Top of SUPPLIED ENTRIES

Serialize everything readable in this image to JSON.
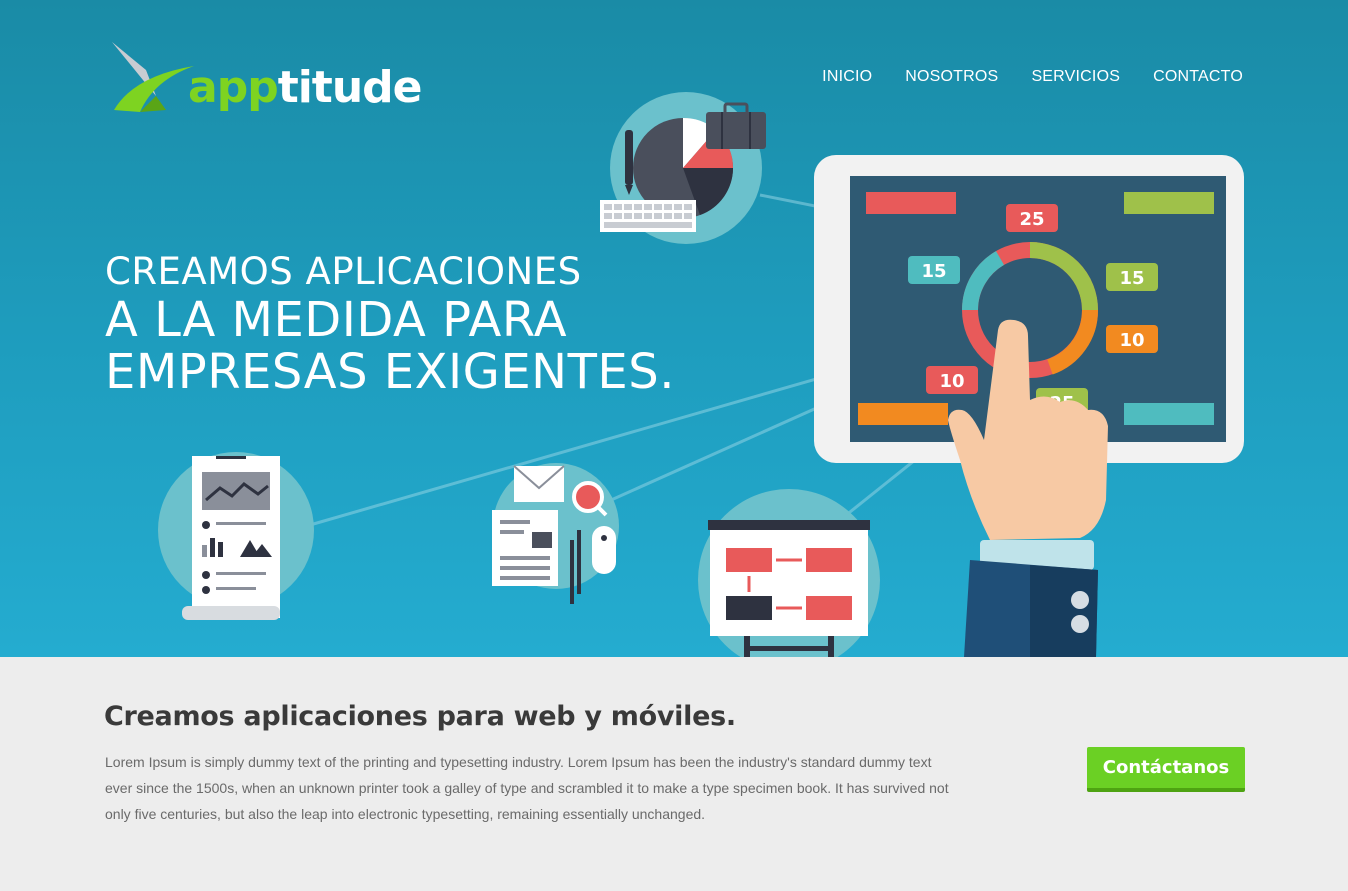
{
  "brand": {
    "name_part1": "app",
    "name_part2": "titude"
  },
  "nav": {
    "items": [
      "INICIO",
      "NOSOTROS",
      "SERVICIOS",
      "CONTACTO"
    ]
  },
  "hero": {
    "line1": "CREAMOS APLICACIONES",
    "line2": "A LA MEDIDA PARA",
    "line3": "EMPRESAS EXIGENTES.",
    "tablet_values": [
      "25",
      "15",
      "15",
      "10",
      "10",
      "25"
    ]
  },
  "section": {
    "title": "Creamos aplicaciones para web y móviles.",
    "body": "Lorem Ipsum is simply dummy text of the printing and typesetting industry. Lorem Ipsum has been the industry's standard dummy text ever since the 1500s, when an unknown printer took a galley of type and scrambled it to make a type specimen book. It has survived not only five centuries, but also the leap into electronic typesetting, remaining essentially unchanged.",
    "cta_label": "Contáctanos"
  },
  "colors": {
    "hero_top": "#1a8ba6",
    "hero_bottom": "#24acd0",
    "accent_green": "#6bd024",
    "section_bg": "#ededed"
  }
}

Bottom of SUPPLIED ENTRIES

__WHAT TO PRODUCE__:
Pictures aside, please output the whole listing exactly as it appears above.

__RESPONSE TO THIS EXERCISE__:
Serialize everything readable in this image to JSON.
{
  "brand": {
    "name_part1": "app",
    "name_part2": "titude"
  },
  "nav": {
    "items": [
      "INICIO",
      "NOSOTROS",
      "SERVICIOS",
      "CONTACTO"
    ]
  },
  "hero": {
    "line1": "CREAMOS APLICACIONES",
    "line2": "A LA MEDIDA PARA",
    "line3": "EMPRESAS EXIGENTES.",
    "tablet_values": [
      "25",
      "15",
      "15",
      "10",
      "10",
      "25"
    ]
  },
  "section": {
    "title": "Creamos aplicaciones para web y móviles.",
    "body": "Lorem Ipsum is simply dummy text of the printing and typesetting industry. Lorem Ipsum has been the industry's standard dummy text ever since the 1500s, when an unknown printer took a galley of type and scrambled it to make a type specimen book. It has survived not only five centuries, but also the leap into electronic typesetting, remaining essentially unchanged.",
    "cta_label": "Contáctanos"
  },
  "colors": {
    "hero_top": "#1a8ba6",
    "hero_bottom": "#24acd0",
    "accent_green": "#6bd024",
    "section_bg": "#ededed"
  }
}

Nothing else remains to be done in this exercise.